In the early 1900s motor enthusiasts discovered that this surface of dried salt provided an ideal location to maximize speed and distance. It wasn’t until the ’30s when former mayor of Salt Lake City David “Ab” Jenkins set out to break the world’s speed record that this area gained popularity. With the help of German-born engineer August Duesenberg, Jenkins modified his Duesenberg SJ into the “Mormon Meteor” (on display). In 1935, the meteor went out to the Salt Flats and broke 12 speed and endurance records.  With a new stage set, racers from around the world traveled to Bonneville to try their hand at breaking speed records. What followed is a long history of speed based on the art of engineering, design and aerodynamics traced through automobiles in this exhibit.

After gaining a new sense of appreciation for that long stretch of deserted lake in between here and Wendover (city of broken dreams), the speakers opened up the floor to questions. Wanting to sound just as sophisticated and important as the panel, the Simpson’s comic book guy look-a-like blurted out the burning question, “So why are these cars art?” We were given the obvious answer, “Goggle ‘art,’ dumbass” response. Wishful hoping on my part, but the table handled it very professionally as I shook my head in disgust because said guy made us press types look bad.

Not wanting to lump myself in with the rest of the “pressing” press (huddled around Gross like he was the last life boat on the sinking Titanic) on the exhibit floor, my affiliate (haha!) and I made our way around 18 of the world’s most unique and historic race cars. My girlfriend was like a kid in a candy shop, “Oh look, a 1929 Bugatti. Let’s check out this Bentley. Ehh, Shelby Cobra, seen it! That’s a Ferrari, no way a Duesenberg, a Model T frame!” An endless stream of car knowledge erupted from within. As she explained things I did and didn’t understand, I became engaged in each car, the design, materials used and the technology advances throughout the brief history was crazy! We finally caught up with the group and listened to some more background stories of the cars in the exhibit. I don’t want to ruin anything, but these cars have stories that even the most interesting man in the world would have trouble competing with. And I must tip my hat to Ken Gross, that man loves these metallic souls like they’re children and knows how to brag about them!
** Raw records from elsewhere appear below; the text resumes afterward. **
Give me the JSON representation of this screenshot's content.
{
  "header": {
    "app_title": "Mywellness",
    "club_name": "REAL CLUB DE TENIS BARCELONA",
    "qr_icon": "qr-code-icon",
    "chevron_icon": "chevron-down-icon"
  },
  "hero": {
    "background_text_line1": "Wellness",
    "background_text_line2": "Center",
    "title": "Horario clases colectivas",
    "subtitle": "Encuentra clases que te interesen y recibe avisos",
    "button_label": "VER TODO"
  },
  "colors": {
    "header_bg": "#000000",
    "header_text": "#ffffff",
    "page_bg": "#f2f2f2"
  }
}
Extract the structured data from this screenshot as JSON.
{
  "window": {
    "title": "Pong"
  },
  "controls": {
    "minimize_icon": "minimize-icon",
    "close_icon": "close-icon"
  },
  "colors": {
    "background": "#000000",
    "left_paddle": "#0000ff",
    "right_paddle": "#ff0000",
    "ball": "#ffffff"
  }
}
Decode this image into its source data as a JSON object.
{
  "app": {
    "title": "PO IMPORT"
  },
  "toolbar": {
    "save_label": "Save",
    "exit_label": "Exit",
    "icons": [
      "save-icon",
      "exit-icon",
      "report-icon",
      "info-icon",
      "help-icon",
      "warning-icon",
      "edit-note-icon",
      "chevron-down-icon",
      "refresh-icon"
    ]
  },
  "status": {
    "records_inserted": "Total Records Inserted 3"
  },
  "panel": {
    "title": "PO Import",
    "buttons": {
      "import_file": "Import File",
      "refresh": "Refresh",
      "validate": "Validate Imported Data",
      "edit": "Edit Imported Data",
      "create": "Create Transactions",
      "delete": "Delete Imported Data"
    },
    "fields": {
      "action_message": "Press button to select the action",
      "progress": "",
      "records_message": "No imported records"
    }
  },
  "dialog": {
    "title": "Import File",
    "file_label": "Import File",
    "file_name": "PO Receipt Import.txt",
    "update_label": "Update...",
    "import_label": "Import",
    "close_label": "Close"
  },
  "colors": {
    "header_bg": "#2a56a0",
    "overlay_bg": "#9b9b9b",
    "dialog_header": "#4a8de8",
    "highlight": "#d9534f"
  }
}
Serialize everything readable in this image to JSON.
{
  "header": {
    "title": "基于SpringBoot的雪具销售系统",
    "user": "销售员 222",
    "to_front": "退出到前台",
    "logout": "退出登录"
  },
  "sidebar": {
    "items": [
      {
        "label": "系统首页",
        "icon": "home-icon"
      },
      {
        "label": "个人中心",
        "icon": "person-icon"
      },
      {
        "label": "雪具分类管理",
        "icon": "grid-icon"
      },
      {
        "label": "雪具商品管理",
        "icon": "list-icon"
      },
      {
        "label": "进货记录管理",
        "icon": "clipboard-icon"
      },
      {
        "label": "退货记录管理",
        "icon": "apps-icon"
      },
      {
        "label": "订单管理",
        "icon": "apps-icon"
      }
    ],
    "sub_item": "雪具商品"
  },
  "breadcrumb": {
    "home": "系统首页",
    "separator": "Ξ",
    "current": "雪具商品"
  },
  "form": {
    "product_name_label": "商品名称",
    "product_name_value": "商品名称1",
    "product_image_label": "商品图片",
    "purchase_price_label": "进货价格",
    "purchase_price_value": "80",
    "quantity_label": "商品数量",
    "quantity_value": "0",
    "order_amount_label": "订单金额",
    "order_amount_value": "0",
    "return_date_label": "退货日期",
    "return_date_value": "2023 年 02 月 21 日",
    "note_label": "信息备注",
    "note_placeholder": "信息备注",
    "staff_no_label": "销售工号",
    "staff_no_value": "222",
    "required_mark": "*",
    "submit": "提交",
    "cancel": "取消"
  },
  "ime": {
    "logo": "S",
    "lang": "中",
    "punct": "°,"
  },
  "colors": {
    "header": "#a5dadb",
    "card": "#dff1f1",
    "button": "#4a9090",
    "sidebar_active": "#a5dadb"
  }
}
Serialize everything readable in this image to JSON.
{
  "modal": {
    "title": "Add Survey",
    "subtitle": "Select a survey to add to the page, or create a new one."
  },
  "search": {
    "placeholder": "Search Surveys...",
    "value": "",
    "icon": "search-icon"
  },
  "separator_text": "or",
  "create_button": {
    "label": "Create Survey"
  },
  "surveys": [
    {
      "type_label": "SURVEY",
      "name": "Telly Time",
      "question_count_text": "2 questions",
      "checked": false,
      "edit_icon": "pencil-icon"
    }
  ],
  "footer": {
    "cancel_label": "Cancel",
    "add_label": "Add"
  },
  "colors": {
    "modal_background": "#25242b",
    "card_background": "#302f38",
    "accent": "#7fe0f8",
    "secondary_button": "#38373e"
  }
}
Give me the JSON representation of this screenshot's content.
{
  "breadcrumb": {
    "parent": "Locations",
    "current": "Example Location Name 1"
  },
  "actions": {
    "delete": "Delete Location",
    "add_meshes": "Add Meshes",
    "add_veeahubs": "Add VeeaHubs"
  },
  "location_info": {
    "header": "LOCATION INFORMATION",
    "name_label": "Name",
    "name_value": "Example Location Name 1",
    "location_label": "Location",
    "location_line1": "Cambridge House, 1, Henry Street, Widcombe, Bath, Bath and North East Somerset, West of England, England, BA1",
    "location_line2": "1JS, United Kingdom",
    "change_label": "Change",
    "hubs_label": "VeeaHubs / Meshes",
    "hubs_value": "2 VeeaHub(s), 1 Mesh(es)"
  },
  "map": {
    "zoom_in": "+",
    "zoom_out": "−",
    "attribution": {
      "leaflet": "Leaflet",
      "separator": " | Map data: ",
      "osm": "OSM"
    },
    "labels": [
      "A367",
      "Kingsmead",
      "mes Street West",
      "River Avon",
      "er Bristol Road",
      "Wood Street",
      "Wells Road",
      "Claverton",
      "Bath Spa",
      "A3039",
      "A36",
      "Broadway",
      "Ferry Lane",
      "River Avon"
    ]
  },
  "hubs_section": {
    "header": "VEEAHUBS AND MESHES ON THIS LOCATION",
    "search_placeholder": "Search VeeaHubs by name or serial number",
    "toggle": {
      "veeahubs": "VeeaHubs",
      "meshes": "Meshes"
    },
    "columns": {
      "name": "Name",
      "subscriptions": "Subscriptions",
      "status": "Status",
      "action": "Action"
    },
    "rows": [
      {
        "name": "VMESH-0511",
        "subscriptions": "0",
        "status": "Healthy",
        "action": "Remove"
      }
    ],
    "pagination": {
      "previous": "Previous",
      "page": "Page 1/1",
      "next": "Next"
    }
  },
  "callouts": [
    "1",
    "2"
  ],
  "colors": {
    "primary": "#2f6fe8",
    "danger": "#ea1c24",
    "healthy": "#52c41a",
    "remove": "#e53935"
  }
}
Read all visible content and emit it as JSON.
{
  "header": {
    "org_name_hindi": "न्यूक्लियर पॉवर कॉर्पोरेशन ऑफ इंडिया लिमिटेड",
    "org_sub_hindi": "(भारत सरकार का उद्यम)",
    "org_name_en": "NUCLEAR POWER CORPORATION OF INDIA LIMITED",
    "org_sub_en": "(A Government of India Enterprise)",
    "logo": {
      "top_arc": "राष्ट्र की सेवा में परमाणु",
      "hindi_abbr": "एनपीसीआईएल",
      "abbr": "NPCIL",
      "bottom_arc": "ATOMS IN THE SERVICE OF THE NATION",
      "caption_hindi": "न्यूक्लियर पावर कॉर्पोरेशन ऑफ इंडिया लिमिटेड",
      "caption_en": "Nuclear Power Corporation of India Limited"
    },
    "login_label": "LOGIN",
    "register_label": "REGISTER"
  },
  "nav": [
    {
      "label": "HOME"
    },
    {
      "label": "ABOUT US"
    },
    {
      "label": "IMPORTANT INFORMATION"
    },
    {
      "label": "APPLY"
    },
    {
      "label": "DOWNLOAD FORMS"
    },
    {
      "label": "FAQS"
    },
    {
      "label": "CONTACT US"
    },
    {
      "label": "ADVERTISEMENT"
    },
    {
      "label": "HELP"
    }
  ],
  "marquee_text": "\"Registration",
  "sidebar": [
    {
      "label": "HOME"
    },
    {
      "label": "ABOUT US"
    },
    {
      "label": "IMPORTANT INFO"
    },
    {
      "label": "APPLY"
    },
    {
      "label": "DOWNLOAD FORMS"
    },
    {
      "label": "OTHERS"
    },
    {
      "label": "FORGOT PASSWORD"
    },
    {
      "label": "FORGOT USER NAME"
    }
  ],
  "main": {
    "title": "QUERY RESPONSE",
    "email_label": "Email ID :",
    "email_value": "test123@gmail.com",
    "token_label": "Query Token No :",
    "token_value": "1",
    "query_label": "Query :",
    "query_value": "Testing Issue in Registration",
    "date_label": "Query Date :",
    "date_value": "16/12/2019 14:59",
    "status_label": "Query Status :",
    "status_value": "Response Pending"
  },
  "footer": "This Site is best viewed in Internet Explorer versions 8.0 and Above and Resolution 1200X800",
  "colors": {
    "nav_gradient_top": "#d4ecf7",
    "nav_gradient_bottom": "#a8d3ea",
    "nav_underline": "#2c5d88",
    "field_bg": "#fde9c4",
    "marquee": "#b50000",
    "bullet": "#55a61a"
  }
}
We finally slipped off in order to snap a few photos of these exotic and expensive pieces of modern art. Being a semi-professional iPhone photographer (and instagram wizard! @superjunkshow) we began to snap every car at every angle. It was when I tried to lean over and capture the old gauges on Steve McQueen’s Jaguar that I was promptly reprimanded to not lean over the designated rope. I apologized sincerely even though I didn’t appreciate his stern and rude manner. It was but thirty seconds later that I turned to see Big Buddha directing his cameraman to film him leaning over the rope and having the security pretend to give him a hard time. Was this a crack at me? I’m not sure, but my advice to you and your kids: unless your face is on a van or billboard, don’t break the rules!

Although the exhibit does cost a fee, I suggest that everyone who is into cars, film, art, mechanics or engineering check this out. The exhibit runs till September 16 and will be coupled with special lectures and events highlighted by a “Hoods Up” evening hosted by car connoisseur Jay Leno. Seriously, how often do you get to see a collection of cars that span the world of racing worth over $100,000,000 under one roof? For more info and schedule of events, please visit

1957 Jaguar XK-SS Roadster. Photo: Peter Harholdt 1964 Shelby Cobra Daytona Coupe. Photo: Peter Harholdt 1938 Mormon Meteor III. Photo: Peter Harholdt